*** Opening SOURCE DATA ***

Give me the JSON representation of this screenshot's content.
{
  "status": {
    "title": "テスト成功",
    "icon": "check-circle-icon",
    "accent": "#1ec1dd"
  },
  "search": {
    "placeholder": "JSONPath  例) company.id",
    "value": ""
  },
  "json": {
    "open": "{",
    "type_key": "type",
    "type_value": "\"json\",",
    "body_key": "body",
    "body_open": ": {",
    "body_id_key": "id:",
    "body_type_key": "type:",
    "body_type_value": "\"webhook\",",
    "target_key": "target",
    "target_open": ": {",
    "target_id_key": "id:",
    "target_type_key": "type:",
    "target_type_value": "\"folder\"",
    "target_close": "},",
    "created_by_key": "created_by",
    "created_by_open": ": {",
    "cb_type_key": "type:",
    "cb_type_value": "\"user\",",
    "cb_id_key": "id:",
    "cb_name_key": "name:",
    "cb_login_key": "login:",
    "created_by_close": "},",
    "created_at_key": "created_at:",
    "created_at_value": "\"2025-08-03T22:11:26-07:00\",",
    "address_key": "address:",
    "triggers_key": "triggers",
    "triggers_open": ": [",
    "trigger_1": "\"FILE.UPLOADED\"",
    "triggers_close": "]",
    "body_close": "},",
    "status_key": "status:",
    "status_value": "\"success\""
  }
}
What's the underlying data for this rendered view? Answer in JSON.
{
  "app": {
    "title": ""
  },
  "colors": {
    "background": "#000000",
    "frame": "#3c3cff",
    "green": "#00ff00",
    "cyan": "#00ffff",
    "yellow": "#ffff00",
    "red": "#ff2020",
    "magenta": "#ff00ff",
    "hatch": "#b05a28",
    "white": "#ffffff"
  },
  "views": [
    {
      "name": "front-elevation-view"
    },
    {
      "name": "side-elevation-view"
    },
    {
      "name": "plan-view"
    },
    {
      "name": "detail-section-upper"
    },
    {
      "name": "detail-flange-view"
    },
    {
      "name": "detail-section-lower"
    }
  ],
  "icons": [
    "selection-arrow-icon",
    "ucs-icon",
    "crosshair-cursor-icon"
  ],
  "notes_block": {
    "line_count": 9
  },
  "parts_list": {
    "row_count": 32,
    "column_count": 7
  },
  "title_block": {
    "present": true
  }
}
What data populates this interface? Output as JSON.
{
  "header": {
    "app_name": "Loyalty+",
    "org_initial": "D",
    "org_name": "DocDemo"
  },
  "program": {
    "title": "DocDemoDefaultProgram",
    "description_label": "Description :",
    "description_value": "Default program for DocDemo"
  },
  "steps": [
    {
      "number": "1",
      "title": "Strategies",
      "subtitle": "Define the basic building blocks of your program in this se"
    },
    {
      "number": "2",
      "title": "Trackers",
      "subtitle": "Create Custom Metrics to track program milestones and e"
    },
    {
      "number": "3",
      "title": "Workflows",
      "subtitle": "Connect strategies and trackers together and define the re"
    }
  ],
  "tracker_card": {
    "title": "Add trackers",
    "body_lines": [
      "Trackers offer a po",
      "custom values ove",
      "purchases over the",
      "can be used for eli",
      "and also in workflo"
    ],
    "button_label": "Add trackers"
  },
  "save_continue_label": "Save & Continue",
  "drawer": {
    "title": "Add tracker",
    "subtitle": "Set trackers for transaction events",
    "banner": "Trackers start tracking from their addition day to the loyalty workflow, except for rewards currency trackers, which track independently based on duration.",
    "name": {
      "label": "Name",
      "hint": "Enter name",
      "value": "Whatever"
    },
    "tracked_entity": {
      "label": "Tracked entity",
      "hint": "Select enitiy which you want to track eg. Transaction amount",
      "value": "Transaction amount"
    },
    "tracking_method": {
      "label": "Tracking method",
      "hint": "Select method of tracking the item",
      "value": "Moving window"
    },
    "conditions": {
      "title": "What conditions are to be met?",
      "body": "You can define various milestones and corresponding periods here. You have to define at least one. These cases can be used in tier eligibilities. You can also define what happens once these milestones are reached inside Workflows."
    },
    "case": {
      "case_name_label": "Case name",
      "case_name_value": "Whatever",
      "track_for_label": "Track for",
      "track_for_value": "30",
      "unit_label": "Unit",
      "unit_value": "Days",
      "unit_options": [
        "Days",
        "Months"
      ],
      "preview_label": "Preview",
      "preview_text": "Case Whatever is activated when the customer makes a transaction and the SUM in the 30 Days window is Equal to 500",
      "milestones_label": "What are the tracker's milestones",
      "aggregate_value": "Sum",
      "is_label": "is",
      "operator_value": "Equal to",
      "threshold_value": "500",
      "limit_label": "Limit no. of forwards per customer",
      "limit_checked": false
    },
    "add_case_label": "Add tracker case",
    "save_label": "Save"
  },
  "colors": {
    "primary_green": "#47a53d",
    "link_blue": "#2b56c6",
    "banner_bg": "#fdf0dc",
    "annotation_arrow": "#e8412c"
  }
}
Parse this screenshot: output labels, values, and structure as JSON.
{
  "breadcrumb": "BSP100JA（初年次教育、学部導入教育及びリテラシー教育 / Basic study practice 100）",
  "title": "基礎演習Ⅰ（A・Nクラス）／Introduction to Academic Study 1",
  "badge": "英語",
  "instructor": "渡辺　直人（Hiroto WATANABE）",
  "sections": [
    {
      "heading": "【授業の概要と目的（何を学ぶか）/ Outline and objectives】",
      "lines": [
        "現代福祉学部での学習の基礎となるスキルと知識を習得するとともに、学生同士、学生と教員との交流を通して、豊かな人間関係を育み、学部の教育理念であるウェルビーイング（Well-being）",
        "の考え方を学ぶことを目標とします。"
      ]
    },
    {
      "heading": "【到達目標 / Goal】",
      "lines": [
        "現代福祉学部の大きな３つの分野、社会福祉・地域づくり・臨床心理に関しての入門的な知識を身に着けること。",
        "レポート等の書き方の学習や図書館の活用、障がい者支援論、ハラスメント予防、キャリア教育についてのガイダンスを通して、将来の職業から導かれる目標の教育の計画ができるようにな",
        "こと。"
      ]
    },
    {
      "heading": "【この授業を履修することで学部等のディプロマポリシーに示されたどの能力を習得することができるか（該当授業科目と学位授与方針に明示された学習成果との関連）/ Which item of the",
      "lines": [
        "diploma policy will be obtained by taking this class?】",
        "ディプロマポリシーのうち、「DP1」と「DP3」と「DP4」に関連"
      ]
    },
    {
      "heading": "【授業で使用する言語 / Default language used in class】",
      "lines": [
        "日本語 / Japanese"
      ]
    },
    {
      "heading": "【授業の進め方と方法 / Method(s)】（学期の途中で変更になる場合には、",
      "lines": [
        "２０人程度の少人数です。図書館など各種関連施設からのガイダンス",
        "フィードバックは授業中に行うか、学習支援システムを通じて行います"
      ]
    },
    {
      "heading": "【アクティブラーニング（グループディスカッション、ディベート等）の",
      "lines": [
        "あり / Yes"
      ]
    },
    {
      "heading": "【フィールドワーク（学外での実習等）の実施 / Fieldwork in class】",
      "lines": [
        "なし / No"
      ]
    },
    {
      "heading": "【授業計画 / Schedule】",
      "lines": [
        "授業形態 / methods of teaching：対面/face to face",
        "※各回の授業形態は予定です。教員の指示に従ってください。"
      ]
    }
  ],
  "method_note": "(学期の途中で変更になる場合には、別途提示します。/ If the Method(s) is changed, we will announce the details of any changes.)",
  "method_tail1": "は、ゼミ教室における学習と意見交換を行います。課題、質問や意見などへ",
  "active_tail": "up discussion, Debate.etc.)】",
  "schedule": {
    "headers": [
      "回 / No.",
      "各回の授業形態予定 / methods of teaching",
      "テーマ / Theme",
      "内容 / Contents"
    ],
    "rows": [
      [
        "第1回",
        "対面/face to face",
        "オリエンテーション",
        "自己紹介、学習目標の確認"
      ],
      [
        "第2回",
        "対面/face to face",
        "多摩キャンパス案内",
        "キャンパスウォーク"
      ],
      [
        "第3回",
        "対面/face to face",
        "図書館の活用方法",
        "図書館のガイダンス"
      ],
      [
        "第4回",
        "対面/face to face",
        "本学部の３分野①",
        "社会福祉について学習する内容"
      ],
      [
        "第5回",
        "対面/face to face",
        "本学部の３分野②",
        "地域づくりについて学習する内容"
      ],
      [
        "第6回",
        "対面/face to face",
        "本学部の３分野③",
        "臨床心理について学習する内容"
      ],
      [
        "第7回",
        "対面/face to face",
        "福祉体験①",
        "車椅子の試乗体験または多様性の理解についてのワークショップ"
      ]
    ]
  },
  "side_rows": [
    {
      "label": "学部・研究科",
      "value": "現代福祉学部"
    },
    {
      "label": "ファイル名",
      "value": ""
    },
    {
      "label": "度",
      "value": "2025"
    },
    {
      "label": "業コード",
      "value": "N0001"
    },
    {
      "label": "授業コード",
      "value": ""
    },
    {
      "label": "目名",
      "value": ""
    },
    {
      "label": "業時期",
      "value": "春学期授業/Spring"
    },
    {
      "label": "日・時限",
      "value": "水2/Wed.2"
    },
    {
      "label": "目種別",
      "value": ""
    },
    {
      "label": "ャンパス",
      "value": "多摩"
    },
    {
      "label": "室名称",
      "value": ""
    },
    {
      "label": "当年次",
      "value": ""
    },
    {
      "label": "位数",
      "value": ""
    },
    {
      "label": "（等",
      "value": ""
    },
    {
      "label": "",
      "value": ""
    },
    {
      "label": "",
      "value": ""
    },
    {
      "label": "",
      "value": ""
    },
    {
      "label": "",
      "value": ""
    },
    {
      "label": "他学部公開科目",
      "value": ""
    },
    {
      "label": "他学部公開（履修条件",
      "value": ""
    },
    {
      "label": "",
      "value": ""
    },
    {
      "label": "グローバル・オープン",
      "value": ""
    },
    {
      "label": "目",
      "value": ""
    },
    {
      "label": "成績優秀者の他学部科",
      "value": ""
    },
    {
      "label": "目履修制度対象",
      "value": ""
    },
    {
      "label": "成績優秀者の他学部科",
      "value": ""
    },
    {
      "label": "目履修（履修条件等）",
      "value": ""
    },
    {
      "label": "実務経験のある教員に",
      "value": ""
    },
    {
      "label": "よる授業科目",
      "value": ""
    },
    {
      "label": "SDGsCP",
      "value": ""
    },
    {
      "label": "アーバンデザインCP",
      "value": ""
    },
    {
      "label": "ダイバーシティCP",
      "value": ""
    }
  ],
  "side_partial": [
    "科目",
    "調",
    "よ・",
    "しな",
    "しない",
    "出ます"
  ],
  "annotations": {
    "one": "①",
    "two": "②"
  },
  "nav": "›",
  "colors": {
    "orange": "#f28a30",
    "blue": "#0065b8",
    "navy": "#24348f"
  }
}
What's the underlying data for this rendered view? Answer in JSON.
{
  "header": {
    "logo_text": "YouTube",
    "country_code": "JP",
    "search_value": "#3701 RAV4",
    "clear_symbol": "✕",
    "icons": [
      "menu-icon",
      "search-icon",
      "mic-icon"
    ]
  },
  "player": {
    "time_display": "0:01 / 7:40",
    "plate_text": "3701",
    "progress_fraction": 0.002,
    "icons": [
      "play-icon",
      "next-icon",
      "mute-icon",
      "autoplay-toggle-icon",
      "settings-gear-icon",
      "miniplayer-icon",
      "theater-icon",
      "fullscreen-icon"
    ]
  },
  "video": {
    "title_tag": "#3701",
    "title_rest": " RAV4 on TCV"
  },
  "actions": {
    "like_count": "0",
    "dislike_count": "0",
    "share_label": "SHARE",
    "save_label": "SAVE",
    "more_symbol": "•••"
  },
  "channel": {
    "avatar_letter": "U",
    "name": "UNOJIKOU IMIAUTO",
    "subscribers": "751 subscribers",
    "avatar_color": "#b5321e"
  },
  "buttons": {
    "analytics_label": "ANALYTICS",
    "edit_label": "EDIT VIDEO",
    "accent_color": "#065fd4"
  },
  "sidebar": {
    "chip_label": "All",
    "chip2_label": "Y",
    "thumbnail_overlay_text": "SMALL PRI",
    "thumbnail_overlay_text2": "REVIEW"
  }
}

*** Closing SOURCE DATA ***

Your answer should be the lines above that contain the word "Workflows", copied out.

_EXERCISE ANSWER_
      "title": "Workflows",
      "body": "You can define various milestones and corresponding periods here. You have to define at least one. These cases can be used in tier eligibilities. You can also define what happens once these milestones are reached inside Workflows."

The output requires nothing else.